(DATA FOR THIS TASK begins)

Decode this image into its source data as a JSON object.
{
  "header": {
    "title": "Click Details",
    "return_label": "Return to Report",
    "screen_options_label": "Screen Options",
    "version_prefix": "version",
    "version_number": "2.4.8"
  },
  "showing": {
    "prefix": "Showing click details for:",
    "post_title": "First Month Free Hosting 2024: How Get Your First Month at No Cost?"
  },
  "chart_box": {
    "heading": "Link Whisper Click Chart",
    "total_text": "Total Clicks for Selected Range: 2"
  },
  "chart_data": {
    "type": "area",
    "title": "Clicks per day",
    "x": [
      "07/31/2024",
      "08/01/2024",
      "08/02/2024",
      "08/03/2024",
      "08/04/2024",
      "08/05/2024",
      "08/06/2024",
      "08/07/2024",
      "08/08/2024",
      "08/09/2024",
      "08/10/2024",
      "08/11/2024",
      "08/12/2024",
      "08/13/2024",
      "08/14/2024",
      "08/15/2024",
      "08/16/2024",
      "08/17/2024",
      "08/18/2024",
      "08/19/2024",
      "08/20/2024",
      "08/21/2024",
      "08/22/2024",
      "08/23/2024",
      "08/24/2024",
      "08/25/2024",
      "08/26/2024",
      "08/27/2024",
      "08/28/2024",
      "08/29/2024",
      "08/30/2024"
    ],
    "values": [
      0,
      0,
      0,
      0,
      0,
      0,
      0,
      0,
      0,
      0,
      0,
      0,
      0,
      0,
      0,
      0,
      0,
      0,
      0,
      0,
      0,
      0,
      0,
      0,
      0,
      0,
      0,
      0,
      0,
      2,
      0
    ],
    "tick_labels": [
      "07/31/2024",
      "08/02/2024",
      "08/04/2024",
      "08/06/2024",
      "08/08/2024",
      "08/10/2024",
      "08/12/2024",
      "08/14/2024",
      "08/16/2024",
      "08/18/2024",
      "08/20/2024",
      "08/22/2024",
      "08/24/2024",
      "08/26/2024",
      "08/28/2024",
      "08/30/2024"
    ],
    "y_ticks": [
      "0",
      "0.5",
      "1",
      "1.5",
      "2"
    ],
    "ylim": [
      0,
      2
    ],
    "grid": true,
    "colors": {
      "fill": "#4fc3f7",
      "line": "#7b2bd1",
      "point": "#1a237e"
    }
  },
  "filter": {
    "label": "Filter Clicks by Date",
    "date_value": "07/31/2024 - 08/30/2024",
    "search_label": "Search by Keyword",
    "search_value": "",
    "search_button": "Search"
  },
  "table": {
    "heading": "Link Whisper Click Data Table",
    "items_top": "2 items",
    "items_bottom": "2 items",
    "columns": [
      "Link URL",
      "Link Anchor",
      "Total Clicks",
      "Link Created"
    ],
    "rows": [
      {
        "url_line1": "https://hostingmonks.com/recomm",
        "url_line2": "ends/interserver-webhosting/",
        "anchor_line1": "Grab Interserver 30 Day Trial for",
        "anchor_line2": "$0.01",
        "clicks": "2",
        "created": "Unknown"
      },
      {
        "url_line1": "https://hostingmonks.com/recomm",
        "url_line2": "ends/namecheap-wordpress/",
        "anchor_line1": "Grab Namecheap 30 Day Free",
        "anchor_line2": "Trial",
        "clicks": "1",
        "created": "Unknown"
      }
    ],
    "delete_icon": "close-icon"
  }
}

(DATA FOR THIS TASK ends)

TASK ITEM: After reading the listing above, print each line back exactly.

PROBLEM SOLUTION:
Decode this image into its source data as a JSON object.
{
  "header": {
    "title": "Click Details",
    "return_label": "Return to Report",
    "screen_options_label": "Screen Options",
    "version_prefix": "version",
    "version_number": "2.4.8"
  },
  "showing": {
    "prefix": "Showing click details for:",
    "post_title": "First Month Free Hosting 2024: How Get Your First Month at No Cost?"
  },
  "chart_box": {
    "heading": "Link Whisper Click Chart",
    "total_text": "Total Clicks for Selected Range: 2"
  },
  "chart_data": {
    "type": "area",
    "title": "Clicks per day",
    "x": [
      "07/31/2024",
      "08/01/2024",
      "08/02/2024",
      "08/03/2024",
      "08/04/2024",
      "08/05/2024",
      "08/06/2024",
      "08/07/2024",
      "08/08/2024",
      "08/09/2024",
      "08/10/2024",
      "08/11/2024",
      "08/12/2024",
      "08/13/2024",
      "08/14/2024",
      "08/15/2024",
      "08/16/2024",
      "08/17/2024",
      "08/18/2024",
      "08/19/2024",
      "08/20/2024",
      "08/21/2024",
      "08/22/2024",
      "08/23/2024",
      "08/24/2024",
      "08/25/2024",
      "08/26/2024",
      "08/27/2024",
      "08/28/2024",
      "08/29/2024",
      "08/30/2024"
    ],
    "values": [
      0,
      0,
      0,
      0,
      0,
      0,
      0,
      0,
      0,
      0,
      0,
      0,
      0,
      0,
      0,
      0,
      0,
      0,
      0,
      0,
      0,
      0,
      0,
      0,
      0,
      0,
      0,
      0,
      0,
      2,
      0
    ],
    "tick_labels": [
      "07/31/2024",
      "08/02/2024",
      "08/04/2024",
      "08/06/2024",
      "08/08/2024",
      "08/10/2024",
      "08/12/2024",
      "08/14/2024",
      "08/16/2024",
      "08/18/2024",
      "08/20/2024",
      "08/22/2024",
      "08/24/2024",
      "08/26/2024",
      "08/28/2024",
      "08/30/2024"
    ],
    "y_ticks": [
      "0",
      "0.5",
      "1",
      "1.5",
      "2"
    ],
    "ylim": [
      0,
      2
    ],
    "grid": true,
    "colors": {
      "fill": "#4fc3f7",
      "line": "#7b2bd1",
      "point": "#1a237e"
    }
  },
  "filter": {
    "label": "Filter Clicks by Date",
    "date_value": "07/31/2024 - 08/30/2024",
    "search_label": "Search by Keyword",
    "search_value": "",
    "search_button": "Search"
  },
  "table": {
    "heading": "Link Whisper Click Data Table",
    "items_top": "2 items",
    "items_bottom": "2 items",
    "columns": [
      "Link URL",
      "Link Anchor",
      "Total Clicks",
      "Link Created"
    ],
    "rows": [
      {
        "url_line1": "https://hostingmonks.com/recomm",
        "url_line2": "ends/interserver-webhosting/",
        "anchor_line1": "Grab Interserver 30 Day Trial for",
        "anchor_line2": "$0.01",
        "clicks": "2",
        "created": "Unknown"
      },
      {
        "url_line1": "https://hostingmonks.com/recomm",
        "url_line2": "ends/namecheap-wordpress/",
        "anchor_line1": "Grab Namecheap 30 Day Free",
        "anchor_line2": "Trial",
        "clicks": "1",
        "created": "Unknown"
      }
    ],
    "delete_icon": "close-icon"
  }
}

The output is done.